The body naturally produces enzymes and coenzymes such as NAD. But you don’t have to rely solely on your body’s ability to produce these essential elements.

For example, some fruits and vegetables contain enzymes. People who have cystic fibrosis often receive pancreatic enzyme replacement therapy (PERT), which involves a prescription medication. And various dietary supplements are marketed for their enzyme-boosting properties.

In the case of coenzymes, certain foods and medications can also be helpful. Meat, fish, and nuts are rich in Coenzyme Q10. Many vitamins, including B1 (thiamin), B2 (riboflavin), B12 (cobalamin), and K (phylloquinone) function as coenzymes.

In the examples above, people who are deficient in certain enzymes or coenzymes may be able to get what they need by from food or oral supplements Unfortunately, oral ingestion does not lead to full absorption into the bloodstream. For example, depending on which food a person eats or which supplement they take, they may absorb as little as 20% of its nutrients. This means that a significant amount of the enzymes or coenzymes may pass through a person’s system and be eliminated as waste.

However, when a person receives an intravenous (IV) injection, the full dose is delivered directly into the bloodstream. In the case of NAD IV therapy, this means that a person may receive maximum benefit from the supplemental NAD.

What Happens During a NAD IV Therapy Session?

Prior to a client’s first NAD IV therapy session, they will meet with a member of their treatment team to discuss the features and benefits of this service, talk through the procedure, and address any questions that the client has.

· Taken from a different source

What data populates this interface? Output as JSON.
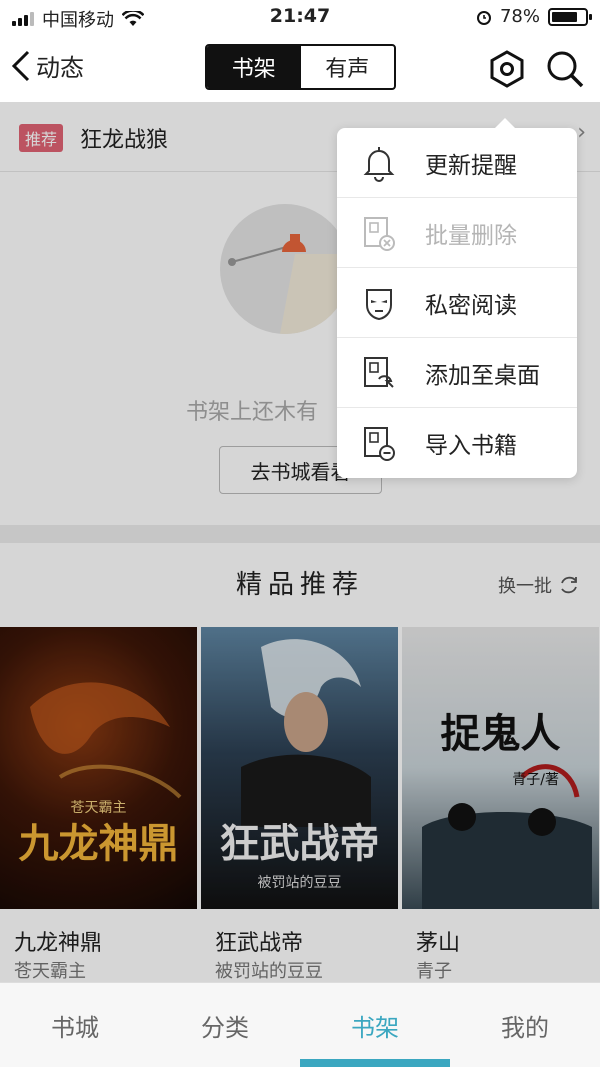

When the client arrives for their NAD IV therapy session, they will be seated in a comfortable chair. The professional who is providing this service will insert a small needle into the person’s arm. The needle will be connected by a thin tube to a bag that contains a combination of saline solution and nicotinamide adenine dinucleotide (NAD).

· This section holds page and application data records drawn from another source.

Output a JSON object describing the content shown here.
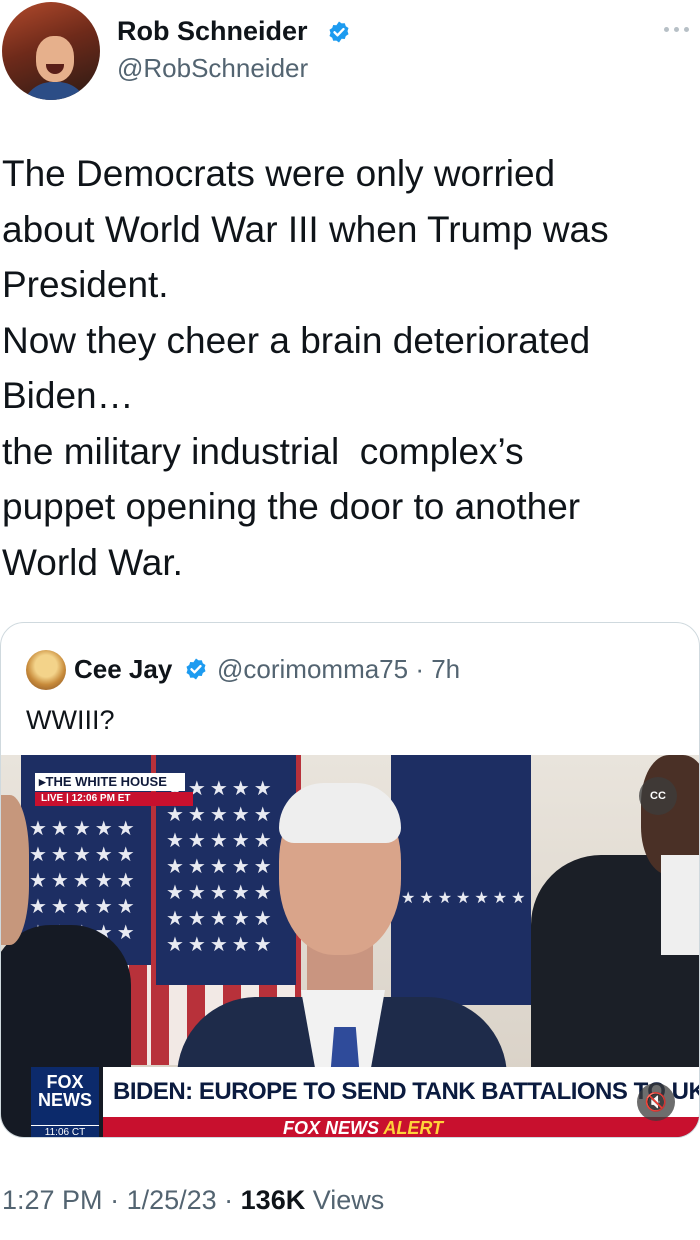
{
  "author": {
    "display_name": "Rob Schneider",
    "handle": "@RobSchneider",
    "verified": true
  },
  "tweet": {
    "text": "The Democrats were only worried\nabout World War III when Trump was\nPresident.\nNow they cheer a brain deteriorated\nBiden…\nthe military industrial  complex’s\npuppet opening the door to another\nWorld War."
  },
  "quoted_tweet": {
    "display_name": "Cee Jay",
    "handle_time": "@corimomma75 · 7h",
    "text": "WWIII?",
    "video": {
      "bug_title": "▸THE WHITE HOUSE",
      "bug_live": "LIVE  |  12:06 PM ET",
      "cc_label": "CC",
      "fox_logo": "FOX\nNEWS",
      "fox_time": "11:06 CT",
      "headline": "BIDEN: EUROPE TO SEND TANK BATTALIONS TO UKRAINE",
      "alert_prefix": "FOX NEWS ",
      "alert_word": "ALERT"
    }
  },
  "meta": {
    "time": "1:27 PM",
    "date": "1/25/23",
    "views_count": "136K",
    "views_label": "Views",
    "sep": " · "
  },
  "colors": {
    "verified_blue": "#1d9bf0",
    "secondary_text": "#536471",
    "fox_red": "#c8102e",
    "fox_blue": "#0c2a6b"
  }
}
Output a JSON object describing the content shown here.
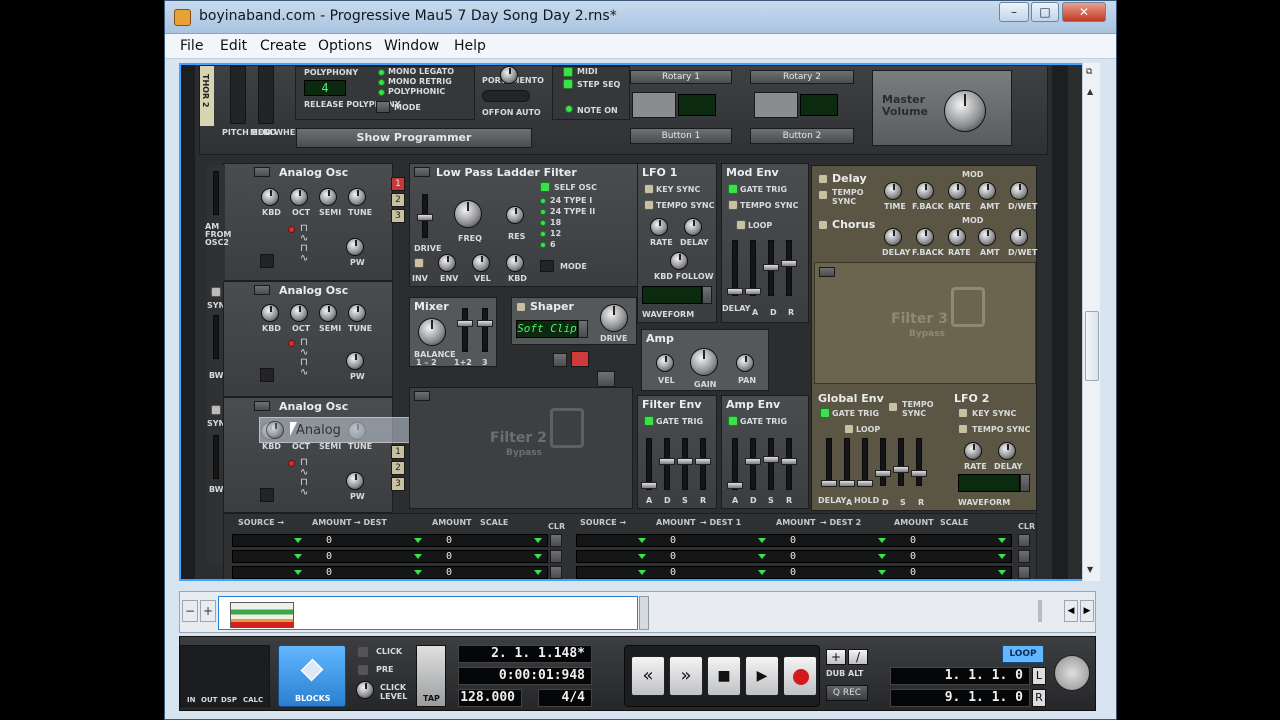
{
  "window": {
    "title": "boyinaband.com - Progressive Mau5 7 Day Song Day 2.rns*",
    "controls": [
      "–",
      "□",
      "✕"
    ]
  },
  "menu": [
    "File",
    "Edit",
    "Create",
    "Options",
    "Window",
    "Help"
  ],
  "top_strip": {
    "device_label": "THOR 2",
    "pitch_bend": "PITCH BEND",
    "mod_wheel": "MOD WHEEL",
    "polyphony_label": "POLYPHONY",
    "polyphony_value": "4",
    "release_polyphony": "RELEASE POLYPHONY",
    "mono_legato": "MONO LEGATO",
    "mono_retrig": "MONO RETRIG",
    "polyphonic": "POLYPHONIC",
    "mode": "MODE",
    "portamento": "PORTAMENTO",
    "porta_off": "OFF",
    "porta_on": "ON",
    "porta_auto": "AUTO",
    "midi": "MIDI",
    "step_seq": "STEP SEQ",
    "note_on": "NOTE ON",
    "show_programmer": "Show Programmer",
    "rotary1": "Rotary 1",
    "rotary2": "Rotary 2",
    "button1": "Button 1",
    "button2": "Button 2",
    "master_volume": "Master Volume"
  },
  "osc": {
    "title": "Analog Osc",
    "kbd": "KBD",
    "oct": "OCT",
    "semi": "SEMI",
    "tune": "TUNE",
    "pw": "PW",
    "am_from_osc2": "AM FROM OSC2",
    "sync": "SYNC",
    "bw": "BW",
    "slot_numbers": [
      "1",
      "2",
      "3"
    ],
    "drag_ghost_label": "Analog"
  },
  "filter1": {
    "title": "Low Pass Ladder Filter",
    "self_osc": "SELF OSC",
    "types": [
      "24 TYPE I",
      "24 TYPE II",
      "18",
      "12",
      "6"
    ],
    "drive": "DRIVE",
    "freq": "FREQ",
    "res": "RES",
    "inv": "INV",
    "env": "ENV",
    "vel": "VEL",
    "kbd": "KBD",
    "mode": "MODE"
  },
  "mixer": {
    "title": "Mixer",
    "balance": "BALANCE",
    "b1": "1 – 2",
    "b2": "1+2",
    "b3": "3"
  },
  "shaper": {
    "title": "Shaper",
    "mode_value": "Soft Clip",
    "drive": "DRIVE"
  },
  "amp": {
    "title": "Amp",
    "vel": "VEL",
    "gain": "GAIN",
    "pan": "PAN"
  },
  "filter2": {
    "title": "Filter 2",
    "sub": "Bypass"
  },
  "filter3": {
    "title": "Filter 3",
    "sub": "Bypass"
  },
  "lfo1": {
    "title": "LFO 1",
    "key_sync": "KEY SYNC",
    "tempo_sync": "TEMPO SYNC",
    "rate": "RATE",
    "delay": "DELAY",
    "kbd_follow": "KBD FOLLOW",
    "waveform": "WAVEFORM"
  },
  "mod_env": {
    "title": "Mod Env",
    "gate_trig": "GATE TRIG",
    "tempo_sync": "TEMPO SYNC",
    "loop": "LOOP",
    "delay": "DELAY",
    "a": "A",
    "d": "D",
    "r": "R"
  },
  "filter_env": {
    "title": "Filter Env",
    "gate_trig": "GATE TRIG",
    "a": "A",
    "d": "D",
    "s": "S",
    "r": "R"
  },
  "amp_env": {
    "title": "Amp Env",
    "gate_trig": "GATE TRIG",
    "a": "A",
    "d": "D",
    "s": "S",
    "r": "R"
  },
  "delay": {
    "title": "Delay",
    "tempo_sync": "TEMPO SYNC",
    "time": "TIME",
    "fback": "F.BACK",
    "mod": "MOD",
    "rate": "RATE",
    "amt": "AMT",
    "dwet": "D/WET"
  },
  "chorus": {
    "title": "Chorus",
    "delay": "DELAY",
    "fback": "F.BACK",
    "mod": "MOD",
    "rate": "RATE",
    "amt": "AMT",
    "dwet": "D/WET"
  },
  "global_env": {
    "title": "Global Env",
    "gate_trig": "GATE TRIG",
    "tempo_sync": "TEMPO SYNC",
    "loop": "LOOP",
    "delay": "DELAY",
    "a": "A",
    "hold": "HOLD",
    "d": "D",
    "s": "S",
    "r": "R"
  },
  "lfo2": {
    "title": "LFO 2",
    "key_sync": "KEY SYNC",
    "tempo_sync": "TEMPO SYNC",
    "rate": "RATE",
    "delay": "DELAY",
    "waveform": "WAVEFORM"
  },
  "mod_bus_left": {
    "headers": [
      "SOURCE →",
      "AMOUNT",
      "→ DEST",
      "AMOUNT",
      "SCALE",
      "CLR"
    ],
    "values": [
      "0",
      "0",
      "0",
      "0",
      "0",
      "0"
    ]
  },
  "mod_bus_right": {
    "headers": [
      "SOURCE →",
      "AMOUNT",
      "→ DEST 1",
      "AMOUNT",
      "→ DEST 2",
      "AMOUNT",
      "SCALE",
      "CLR"
    ],
    "values": [
      "0",
      "0",
      "0",
      "0",
      "0",
      "0",
      "0",
      "0",
      "0"
    ]
  },
  "transport": {
    "in_out_labels": [
      "IN",
      "OUT",
      "DSP",
      "CALC"
    ],
    "blocks": "BLOCKS",
    "click": "CLICK",
    "pre": "PRE",
    "click_level": "CLICK LEVEL",
    "tap": "TAP",
    "position": "2. 1. 1.148*",
    "time": "0:00:01:948",
    "tempo": "128.000",
    "signature": "4/4",
    "dub": "DUB",
    "alt": "ALT",
    "q_rec": "Q REC",
    "loop": "LOOP",
    "left_locator": "1. 1. 1.   0",
    "right_locator": "9. 1. 1.   0",
    "l": "L",
    "r": "R"
  },
  "colors": {
    "accent": "#3fa4ff",
    "led_green": "#3de04b",
    "record_red": "#d41a1a",
    "loop_blue": "#62b7ff"
  }
}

The only pain most people feel during NAD IV therapy is a slight pinch when the needle is inserted into their skin. Once the solution begins to flow from the IV bag into their bloodstream, most people report no discomfort whatsoever.

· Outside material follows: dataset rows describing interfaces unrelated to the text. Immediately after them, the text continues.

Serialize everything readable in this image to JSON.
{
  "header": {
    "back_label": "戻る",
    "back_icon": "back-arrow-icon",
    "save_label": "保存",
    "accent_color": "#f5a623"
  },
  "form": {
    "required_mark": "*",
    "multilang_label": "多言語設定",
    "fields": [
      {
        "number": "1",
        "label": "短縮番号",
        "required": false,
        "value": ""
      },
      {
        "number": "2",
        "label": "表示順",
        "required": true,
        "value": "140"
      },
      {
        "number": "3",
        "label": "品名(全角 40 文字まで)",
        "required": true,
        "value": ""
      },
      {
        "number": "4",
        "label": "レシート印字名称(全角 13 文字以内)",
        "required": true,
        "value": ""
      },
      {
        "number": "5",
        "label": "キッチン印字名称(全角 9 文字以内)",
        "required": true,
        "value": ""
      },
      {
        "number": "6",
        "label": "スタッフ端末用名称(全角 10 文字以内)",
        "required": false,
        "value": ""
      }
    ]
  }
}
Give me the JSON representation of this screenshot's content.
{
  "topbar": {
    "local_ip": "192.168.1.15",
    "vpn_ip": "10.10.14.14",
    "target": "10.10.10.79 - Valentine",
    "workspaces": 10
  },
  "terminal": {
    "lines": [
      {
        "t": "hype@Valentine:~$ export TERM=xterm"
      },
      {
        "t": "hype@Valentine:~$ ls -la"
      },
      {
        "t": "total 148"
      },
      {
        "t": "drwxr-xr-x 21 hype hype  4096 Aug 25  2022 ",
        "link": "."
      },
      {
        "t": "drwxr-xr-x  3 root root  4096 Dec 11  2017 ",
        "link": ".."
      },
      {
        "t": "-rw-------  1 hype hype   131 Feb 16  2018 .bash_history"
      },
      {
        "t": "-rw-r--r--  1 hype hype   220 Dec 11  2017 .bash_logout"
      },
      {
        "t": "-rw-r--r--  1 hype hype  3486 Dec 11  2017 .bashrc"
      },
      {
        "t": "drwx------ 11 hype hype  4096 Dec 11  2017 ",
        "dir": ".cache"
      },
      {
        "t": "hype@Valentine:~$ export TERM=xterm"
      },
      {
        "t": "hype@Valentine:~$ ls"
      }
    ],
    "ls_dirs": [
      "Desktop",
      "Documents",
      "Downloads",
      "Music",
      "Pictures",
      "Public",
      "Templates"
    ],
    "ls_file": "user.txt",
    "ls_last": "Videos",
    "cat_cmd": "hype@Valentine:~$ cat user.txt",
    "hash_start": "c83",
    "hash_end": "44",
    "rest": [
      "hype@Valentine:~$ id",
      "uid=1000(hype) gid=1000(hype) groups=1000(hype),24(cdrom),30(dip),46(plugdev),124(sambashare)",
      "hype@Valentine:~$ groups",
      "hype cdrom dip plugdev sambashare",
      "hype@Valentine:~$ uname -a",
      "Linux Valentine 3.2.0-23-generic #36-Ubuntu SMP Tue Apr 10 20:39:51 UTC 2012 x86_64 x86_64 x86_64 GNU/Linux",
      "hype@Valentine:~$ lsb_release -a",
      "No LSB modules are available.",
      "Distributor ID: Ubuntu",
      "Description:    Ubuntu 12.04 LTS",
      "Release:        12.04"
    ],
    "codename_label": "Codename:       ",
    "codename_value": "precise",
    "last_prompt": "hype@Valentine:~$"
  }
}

NAD IV therapy sessions are serene experiences. Once the infusion has begun, clients may read a book or magazine, watch a movie, listen to music, or simply close their eyes and relax.

The duration of the NAD IV therapy session can vary depending on several factors, such as whether or not it is the client’s first session and what amount of NAD/saline solution they are receiving.

Mental Health Benefits of NAD IV Therapy

The potential mental health benefits of NAD IV therapy may include the following:

  • Improved mood
  • Enhanced mental clarity
  • Better cognitive functioning
  • Increased focus and concentration
  • Better memory
  • Easing of depression symptoms
  • Easing of anxiety symptoms
  • Boosted energy and motivation

NAD IV therapy alone will not cure depression or anxiety, nor will it eradicate all symptoms of any other mental health concerns. But it can have a beneficial effect when it is incorporated into a comprehensive treatment plan that also includes multiple forms of therapy and related support services.

As is also the case with antidepressants and anti-anxiety medications, NAD IV therapy may affect the biological aspect of certain mental illnesses by boosting the presence of serotonin and other brain chemicals. This can be a valuable benefit, but neither medication nor NAD IV therapy alone can fully address the emotional, behavioral, and social facets of complex mental health concerns.

When an adult receives NAD IV therapy as part of their personalized care at Crownview Psychiatric Institute, this service will be integrated into a coordinated approach that is designed to promote long-term progress. In this context, NAD IV therapy can be an extremely promising intervention.

Learn More About NAD IV Therapy

To learn more about the mental health benefits of NAD IV therapy, or for additional information about any facet of treatment at Crownview Psychiatric Institute, please contact us at your convenience.